[[ Given information, beginning ]]

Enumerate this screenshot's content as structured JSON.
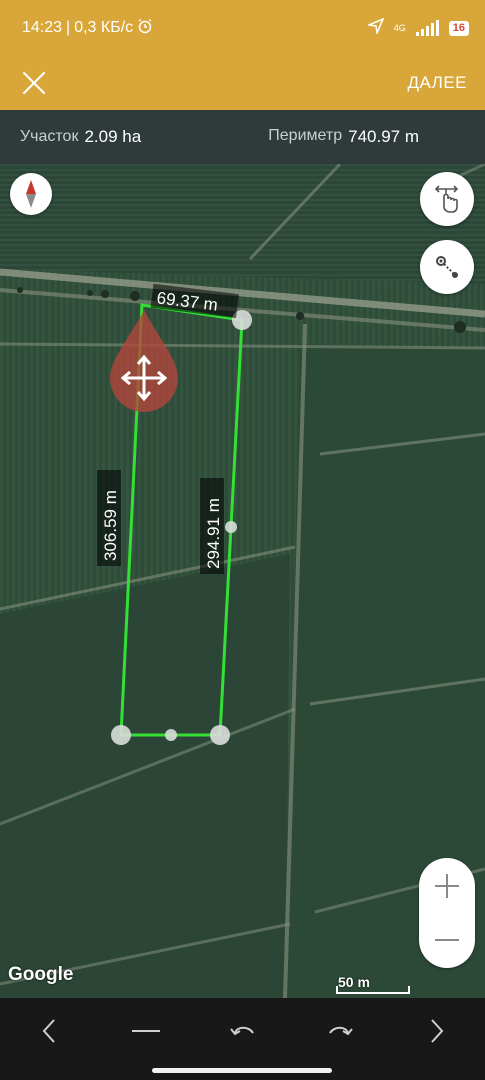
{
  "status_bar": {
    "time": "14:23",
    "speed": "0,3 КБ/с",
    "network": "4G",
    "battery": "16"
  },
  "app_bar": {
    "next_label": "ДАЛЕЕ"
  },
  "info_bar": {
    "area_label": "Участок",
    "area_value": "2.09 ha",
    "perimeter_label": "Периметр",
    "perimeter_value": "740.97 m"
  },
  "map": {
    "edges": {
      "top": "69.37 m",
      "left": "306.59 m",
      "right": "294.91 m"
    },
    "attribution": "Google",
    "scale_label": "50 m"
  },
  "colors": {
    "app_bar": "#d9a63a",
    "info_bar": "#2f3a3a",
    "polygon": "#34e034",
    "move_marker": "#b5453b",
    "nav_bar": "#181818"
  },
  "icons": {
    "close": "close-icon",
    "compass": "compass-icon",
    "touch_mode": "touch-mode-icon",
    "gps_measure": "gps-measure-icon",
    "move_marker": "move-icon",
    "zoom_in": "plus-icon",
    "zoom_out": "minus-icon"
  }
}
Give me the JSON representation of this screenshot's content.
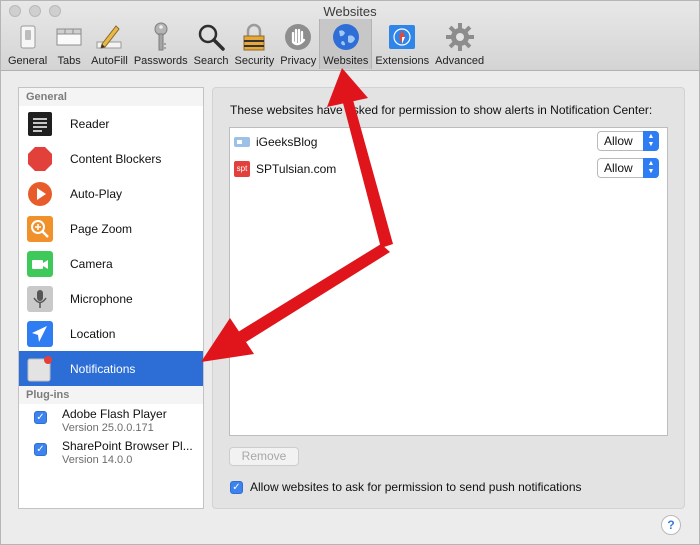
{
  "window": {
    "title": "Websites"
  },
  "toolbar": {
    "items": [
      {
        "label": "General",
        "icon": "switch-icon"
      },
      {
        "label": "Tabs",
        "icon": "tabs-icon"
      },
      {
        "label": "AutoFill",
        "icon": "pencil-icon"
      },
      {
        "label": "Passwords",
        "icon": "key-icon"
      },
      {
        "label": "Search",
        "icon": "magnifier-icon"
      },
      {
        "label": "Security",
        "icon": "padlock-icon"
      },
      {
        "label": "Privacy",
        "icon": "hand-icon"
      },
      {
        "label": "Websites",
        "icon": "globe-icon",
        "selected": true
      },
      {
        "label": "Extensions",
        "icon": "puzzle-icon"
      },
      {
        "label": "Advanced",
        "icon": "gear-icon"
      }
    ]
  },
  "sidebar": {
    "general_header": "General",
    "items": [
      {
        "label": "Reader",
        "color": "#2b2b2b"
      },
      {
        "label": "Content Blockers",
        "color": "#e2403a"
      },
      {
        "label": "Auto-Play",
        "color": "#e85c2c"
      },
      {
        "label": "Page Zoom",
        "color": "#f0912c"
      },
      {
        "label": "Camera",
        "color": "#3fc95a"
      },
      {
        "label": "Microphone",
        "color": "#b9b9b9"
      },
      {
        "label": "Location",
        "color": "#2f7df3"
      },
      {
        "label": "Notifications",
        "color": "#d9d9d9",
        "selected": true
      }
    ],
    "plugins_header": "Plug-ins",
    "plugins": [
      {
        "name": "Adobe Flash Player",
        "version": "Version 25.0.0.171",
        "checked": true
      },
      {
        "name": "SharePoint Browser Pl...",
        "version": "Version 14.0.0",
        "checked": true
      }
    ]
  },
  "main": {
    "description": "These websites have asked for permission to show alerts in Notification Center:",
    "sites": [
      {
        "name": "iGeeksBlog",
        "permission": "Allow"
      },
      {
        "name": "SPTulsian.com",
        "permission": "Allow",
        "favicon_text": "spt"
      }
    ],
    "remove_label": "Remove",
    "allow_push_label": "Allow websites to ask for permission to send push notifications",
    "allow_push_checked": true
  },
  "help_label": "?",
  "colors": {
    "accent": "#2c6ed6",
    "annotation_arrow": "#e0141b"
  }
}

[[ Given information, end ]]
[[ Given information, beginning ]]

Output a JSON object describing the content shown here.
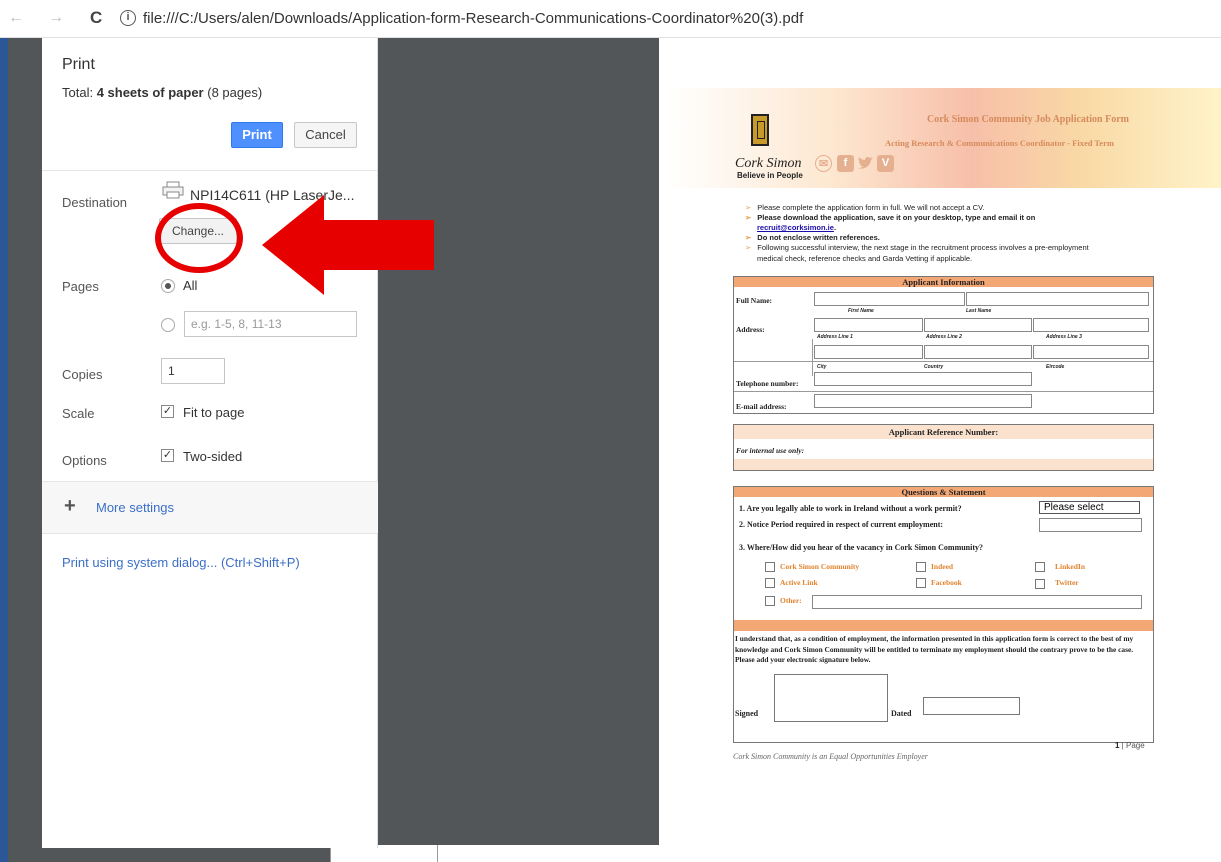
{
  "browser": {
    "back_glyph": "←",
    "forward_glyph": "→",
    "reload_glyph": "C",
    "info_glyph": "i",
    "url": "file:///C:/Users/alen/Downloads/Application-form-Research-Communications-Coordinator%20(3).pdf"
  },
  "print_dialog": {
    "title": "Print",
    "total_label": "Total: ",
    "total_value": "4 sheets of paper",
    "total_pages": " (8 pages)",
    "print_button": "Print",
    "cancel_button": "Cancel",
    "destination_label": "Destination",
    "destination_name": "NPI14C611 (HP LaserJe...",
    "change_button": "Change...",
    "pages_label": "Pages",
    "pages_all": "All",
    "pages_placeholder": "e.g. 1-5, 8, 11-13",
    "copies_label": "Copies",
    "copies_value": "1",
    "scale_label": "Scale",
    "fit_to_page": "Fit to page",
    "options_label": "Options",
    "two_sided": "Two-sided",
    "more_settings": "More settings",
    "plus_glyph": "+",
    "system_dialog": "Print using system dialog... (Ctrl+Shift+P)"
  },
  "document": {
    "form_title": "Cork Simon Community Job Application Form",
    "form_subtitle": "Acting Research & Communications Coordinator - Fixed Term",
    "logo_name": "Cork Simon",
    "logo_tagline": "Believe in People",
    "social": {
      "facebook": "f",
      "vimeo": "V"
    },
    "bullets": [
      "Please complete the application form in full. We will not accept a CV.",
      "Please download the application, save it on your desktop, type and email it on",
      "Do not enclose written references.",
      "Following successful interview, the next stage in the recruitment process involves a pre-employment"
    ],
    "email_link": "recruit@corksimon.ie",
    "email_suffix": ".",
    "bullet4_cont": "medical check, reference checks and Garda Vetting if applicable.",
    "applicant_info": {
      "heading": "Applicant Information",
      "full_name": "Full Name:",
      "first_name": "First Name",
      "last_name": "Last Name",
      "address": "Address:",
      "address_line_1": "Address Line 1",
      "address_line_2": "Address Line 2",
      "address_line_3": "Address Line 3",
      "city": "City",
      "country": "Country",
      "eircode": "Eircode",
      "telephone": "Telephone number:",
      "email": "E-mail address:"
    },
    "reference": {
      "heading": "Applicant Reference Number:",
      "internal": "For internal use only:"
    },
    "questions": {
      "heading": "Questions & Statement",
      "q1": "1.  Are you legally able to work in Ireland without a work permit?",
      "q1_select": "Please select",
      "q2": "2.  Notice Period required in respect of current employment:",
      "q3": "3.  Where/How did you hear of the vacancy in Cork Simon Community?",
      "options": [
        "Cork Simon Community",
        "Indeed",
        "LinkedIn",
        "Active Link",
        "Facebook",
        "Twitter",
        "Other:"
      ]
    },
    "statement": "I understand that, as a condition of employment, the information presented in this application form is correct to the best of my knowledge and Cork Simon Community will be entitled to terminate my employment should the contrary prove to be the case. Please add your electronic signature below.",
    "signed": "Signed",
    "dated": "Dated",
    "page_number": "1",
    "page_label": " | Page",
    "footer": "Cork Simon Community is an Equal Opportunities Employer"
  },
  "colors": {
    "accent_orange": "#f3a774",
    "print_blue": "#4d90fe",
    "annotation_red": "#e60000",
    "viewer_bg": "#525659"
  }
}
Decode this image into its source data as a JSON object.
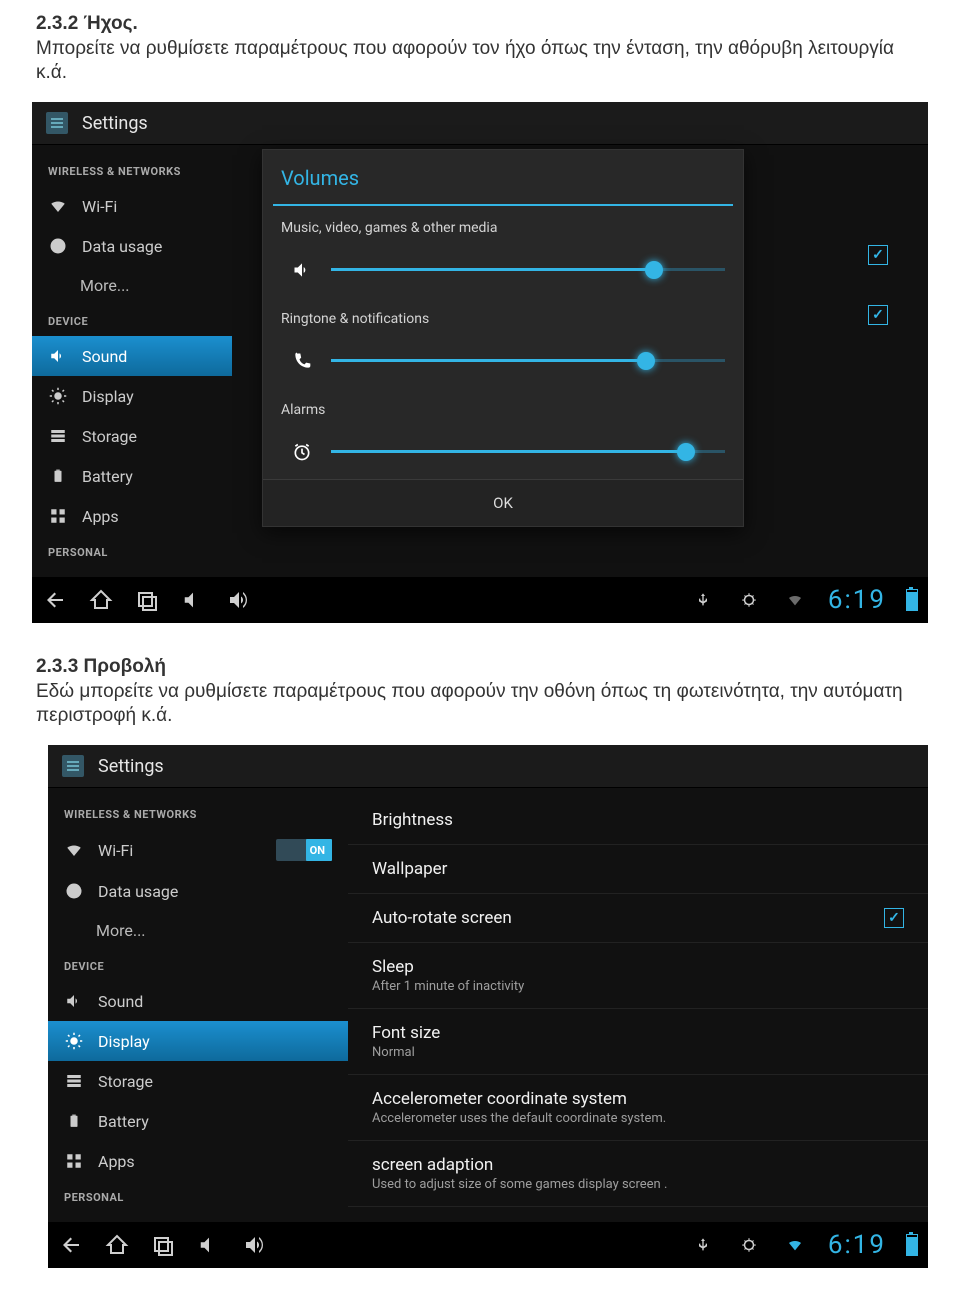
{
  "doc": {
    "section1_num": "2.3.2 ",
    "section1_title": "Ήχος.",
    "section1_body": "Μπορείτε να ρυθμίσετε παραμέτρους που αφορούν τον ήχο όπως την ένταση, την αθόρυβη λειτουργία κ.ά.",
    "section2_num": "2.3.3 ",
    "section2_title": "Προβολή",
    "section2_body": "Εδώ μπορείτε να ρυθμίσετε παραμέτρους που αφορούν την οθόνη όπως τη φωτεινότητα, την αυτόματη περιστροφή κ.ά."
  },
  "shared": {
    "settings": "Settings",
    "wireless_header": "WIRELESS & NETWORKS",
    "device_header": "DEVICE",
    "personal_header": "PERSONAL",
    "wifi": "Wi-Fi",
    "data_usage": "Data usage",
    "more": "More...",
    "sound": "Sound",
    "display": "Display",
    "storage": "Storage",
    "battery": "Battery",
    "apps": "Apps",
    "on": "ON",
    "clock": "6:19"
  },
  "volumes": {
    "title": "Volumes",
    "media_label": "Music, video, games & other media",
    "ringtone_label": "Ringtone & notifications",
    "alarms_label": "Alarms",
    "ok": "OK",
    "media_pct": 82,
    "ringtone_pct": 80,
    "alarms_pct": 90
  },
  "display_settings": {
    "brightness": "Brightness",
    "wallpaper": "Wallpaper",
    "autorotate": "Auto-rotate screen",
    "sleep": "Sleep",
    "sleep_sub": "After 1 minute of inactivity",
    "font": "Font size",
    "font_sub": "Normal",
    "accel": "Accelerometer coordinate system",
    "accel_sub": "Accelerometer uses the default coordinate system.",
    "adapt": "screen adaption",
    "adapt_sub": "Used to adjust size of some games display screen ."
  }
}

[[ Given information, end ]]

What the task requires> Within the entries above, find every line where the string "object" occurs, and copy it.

Task solution>
Output a JSON object describing the content shown here.
Decode this image into its source data as a JSON object.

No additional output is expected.